*** Begin section ***
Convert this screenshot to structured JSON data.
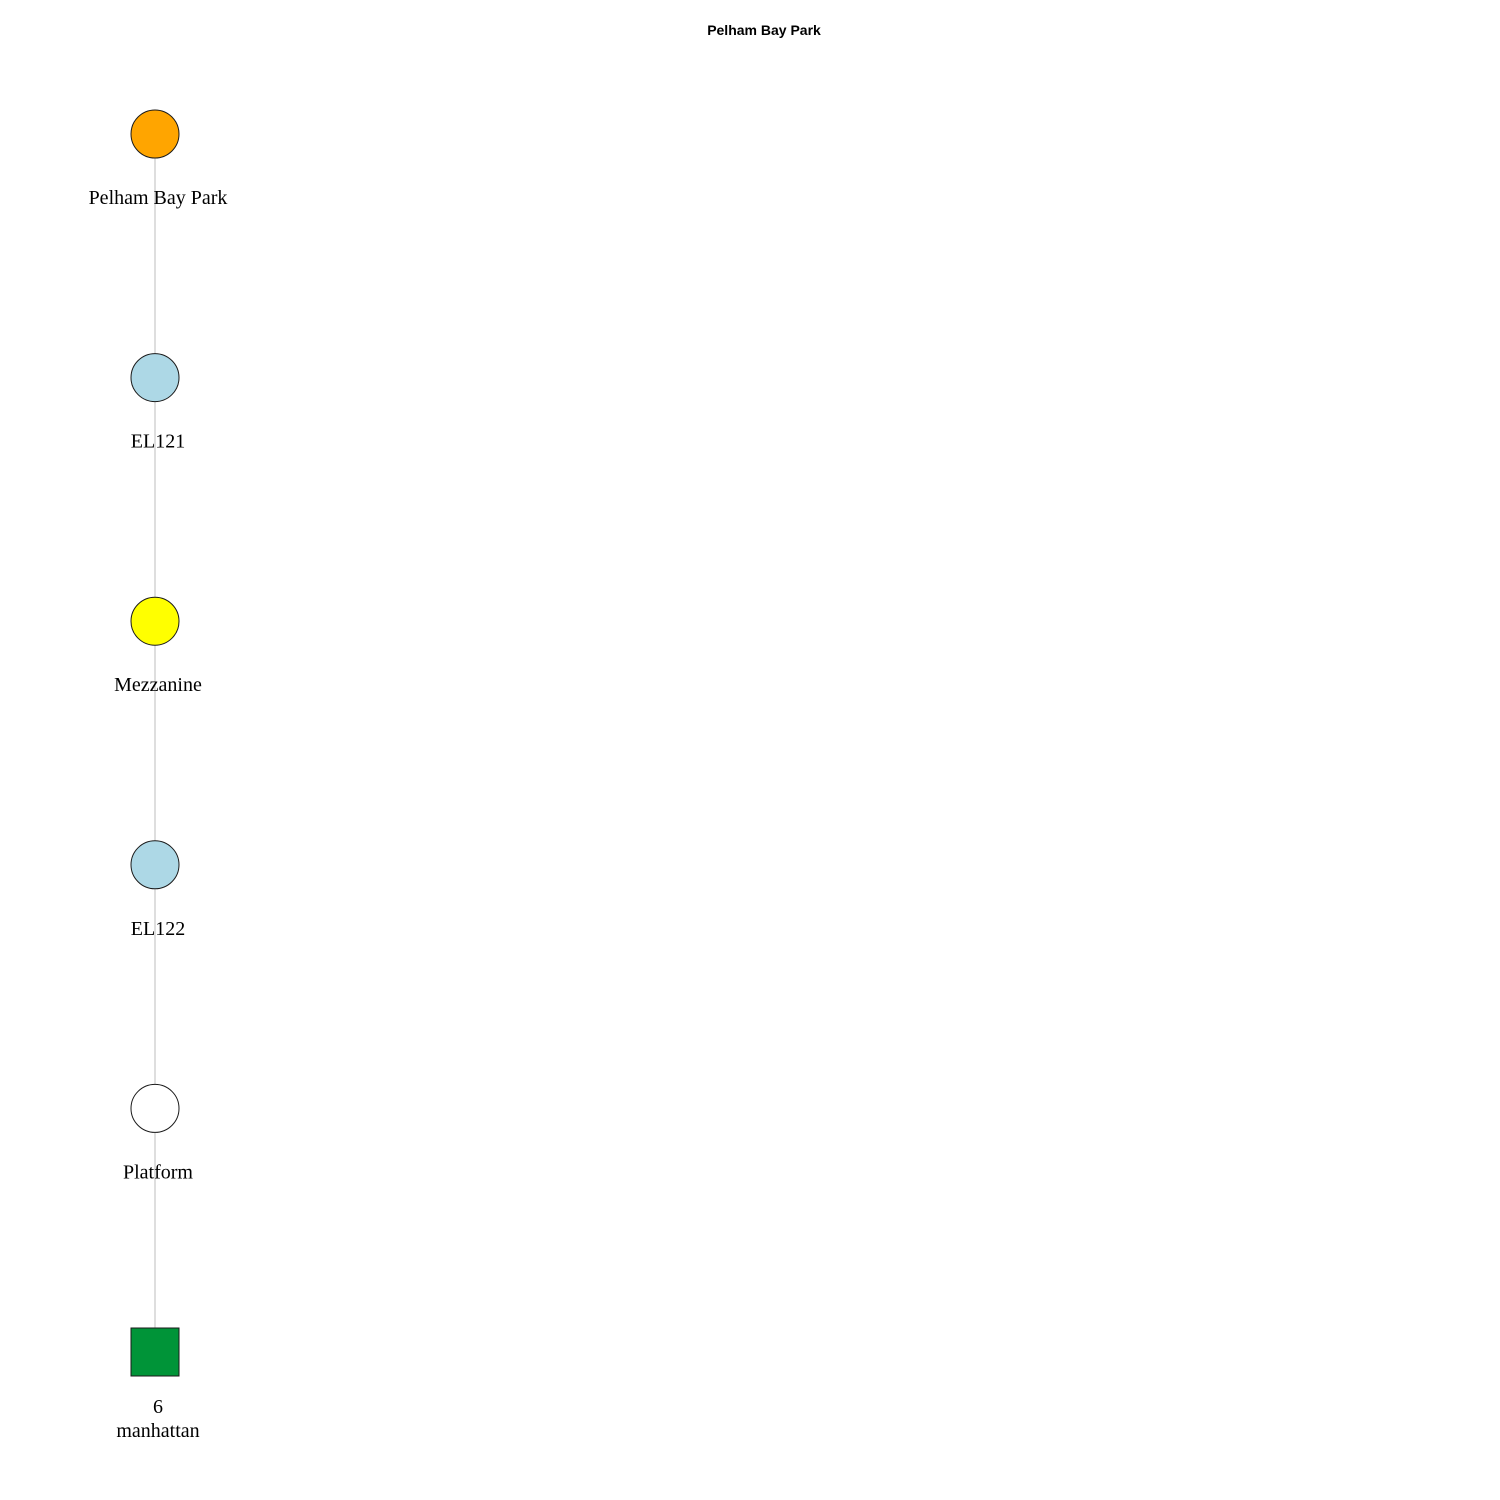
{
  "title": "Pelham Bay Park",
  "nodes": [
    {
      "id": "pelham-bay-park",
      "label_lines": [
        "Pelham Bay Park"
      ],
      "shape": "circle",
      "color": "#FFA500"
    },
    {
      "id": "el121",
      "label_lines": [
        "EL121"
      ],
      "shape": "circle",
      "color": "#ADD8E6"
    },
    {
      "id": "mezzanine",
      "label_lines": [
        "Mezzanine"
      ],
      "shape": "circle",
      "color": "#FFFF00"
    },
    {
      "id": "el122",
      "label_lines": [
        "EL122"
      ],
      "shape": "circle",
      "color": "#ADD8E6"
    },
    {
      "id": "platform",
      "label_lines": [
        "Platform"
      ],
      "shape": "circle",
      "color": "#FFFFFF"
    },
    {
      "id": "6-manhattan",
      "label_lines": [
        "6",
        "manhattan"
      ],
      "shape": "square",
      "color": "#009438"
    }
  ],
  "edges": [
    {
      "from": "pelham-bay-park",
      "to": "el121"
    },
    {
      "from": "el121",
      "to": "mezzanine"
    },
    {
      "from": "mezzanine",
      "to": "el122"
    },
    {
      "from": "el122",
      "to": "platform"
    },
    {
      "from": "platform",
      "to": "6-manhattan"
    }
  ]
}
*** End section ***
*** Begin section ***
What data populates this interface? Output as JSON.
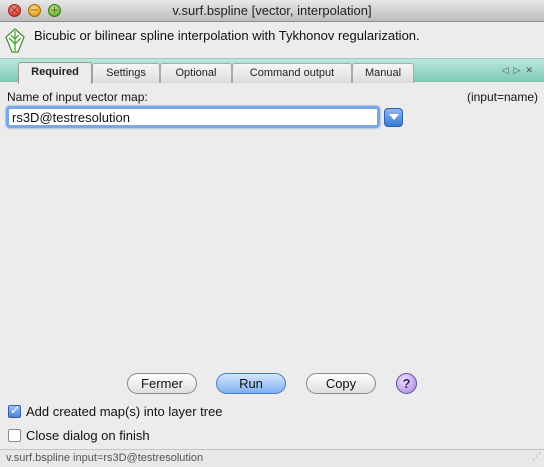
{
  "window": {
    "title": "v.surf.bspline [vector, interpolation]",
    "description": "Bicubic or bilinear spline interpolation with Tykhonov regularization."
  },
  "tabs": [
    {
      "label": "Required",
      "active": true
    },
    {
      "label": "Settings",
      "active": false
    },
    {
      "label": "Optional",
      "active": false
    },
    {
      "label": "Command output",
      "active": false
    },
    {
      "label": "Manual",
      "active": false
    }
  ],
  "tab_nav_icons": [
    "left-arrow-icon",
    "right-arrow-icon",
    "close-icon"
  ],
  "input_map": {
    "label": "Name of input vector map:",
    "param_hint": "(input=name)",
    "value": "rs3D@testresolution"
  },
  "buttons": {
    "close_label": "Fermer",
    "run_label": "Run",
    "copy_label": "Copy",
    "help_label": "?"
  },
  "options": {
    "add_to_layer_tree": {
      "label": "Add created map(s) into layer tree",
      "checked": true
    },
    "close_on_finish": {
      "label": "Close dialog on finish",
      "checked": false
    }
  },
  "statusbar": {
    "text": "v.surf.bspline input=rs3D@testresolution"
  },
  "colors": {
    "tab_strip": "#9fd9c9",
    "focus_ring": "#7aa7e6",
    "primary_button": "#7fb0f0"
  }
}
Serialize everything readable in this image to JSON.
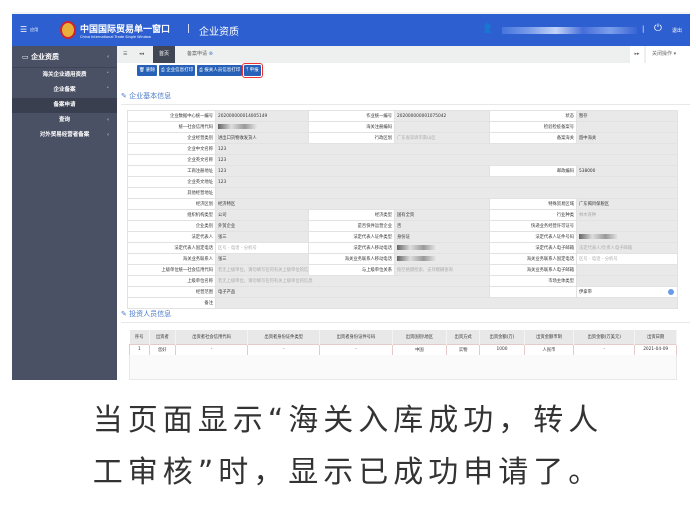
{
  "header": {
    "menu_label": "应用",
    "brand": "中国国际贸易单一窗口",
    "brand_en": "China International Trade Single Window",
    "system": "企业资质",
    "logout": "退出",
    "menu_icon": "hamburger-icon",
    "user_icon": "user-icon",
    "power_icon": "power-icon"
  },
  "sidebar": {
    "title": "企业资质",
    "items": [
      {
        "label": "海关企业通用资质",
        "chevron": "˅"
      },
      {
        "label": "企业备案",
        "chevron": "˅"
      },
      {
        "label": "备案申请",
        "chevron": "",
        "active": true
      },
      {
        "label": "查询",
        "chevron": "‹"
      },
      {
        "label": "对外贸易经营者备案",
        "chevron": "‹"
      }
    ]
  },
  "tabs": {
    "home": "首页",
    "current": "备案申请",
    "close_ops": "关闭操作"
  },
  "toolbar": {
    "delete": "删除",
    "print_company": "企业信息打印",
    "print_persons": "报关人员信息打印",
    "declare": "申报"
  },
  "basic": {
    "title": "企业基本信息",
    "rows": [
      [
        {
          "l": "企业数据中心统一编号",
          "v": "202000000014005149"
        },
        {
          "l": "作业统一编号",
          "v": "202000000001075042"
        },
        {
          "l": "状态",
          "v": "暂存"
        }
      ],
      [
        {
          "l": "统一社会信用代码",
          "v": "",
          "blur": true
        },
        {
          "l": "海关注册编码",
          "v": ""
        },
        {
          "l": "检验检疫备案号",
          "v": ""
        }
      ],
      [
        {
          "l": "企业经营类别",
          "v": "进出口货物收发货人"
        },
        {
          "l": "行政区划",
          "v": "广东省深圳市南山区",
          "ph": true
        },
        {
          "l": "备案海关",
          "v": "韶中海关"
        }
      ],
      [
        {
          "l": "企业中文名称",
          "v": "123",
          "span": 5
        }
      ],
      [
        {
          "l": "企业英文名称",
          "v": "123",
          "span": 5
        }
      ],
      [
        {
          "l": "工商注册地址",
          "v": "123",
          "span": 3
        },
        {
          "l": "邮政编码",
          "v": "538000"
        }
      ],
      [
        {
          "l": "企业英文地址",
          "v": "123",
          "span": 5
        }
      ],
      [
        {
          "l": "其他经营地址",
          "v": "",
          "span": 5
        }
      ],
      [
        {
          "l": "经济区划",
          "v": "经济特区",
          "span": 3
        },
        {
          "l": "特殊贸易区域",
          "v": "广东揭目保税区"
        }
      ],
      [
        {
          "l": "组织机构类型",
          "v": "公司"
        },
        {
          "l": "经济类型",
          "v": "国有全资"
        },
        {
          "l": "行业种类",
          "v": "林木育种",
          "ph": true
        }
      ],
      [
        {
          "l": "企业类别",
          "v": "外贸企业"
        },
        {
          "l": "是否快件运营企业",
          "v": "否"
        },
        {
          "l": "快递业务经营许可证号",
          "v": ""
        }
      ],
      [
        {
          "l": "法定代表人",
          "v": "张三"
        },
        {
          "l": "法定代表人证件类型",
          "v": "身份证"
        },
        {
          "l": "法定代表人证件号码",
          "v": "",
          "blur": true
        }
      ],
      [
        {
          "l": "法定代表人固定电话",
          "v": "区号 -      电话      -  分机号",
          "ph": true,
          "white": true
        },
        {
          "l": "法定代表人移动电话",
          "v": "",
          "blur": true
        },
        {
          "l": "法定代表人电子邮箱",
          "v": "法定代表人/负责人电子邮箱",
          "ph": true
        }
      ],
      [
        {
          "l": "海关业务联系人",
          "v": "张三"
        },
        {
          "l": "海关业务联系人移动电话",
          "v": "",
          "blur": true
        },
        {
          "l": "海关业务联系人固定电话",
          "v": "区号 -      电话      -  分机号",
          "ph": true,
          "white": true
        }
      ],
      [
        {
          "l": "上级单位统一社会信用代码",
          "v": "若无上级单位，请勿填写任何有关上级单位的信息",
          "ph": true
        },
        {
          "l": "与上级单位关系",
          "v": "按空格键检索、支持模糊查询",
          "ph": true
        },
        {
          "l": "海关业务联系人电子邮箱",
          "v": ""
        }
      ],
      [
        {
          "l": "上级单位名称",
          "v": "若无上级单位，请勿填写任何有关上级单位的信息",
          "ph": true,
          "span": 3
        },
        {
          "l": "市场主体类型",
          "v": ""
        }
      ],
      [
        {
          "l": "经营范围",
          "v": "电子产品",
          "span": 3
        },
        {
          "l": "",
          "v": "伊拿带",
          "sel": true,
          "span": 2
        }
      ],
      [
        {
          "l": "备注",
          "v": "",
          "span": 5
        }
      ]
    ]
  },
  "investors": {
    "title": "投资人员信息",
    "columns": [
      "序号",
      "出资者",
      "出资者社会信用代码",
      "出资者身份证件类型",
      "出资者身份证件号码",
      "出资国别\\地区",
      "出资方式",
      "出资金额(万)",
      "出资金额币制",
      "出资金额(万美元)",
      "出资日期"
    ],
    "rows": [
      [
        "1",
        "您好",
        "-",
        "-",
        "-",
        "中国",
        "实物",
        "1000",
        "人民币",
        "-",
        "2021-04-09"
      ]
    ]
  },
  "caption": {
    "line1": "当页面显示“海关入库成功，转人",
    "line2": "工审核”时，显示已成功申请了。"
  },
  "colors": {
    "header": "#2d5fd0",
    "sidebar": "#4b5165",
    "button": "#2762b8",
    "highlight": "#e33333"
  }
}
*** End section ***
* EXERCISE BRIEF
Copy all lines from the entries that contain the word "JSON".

* EXERCISE ANSWER
Convert this screenshot to structured JSON data.
What data populates this interface? Output as JSON.
Serialize everything readable in this image to JSON.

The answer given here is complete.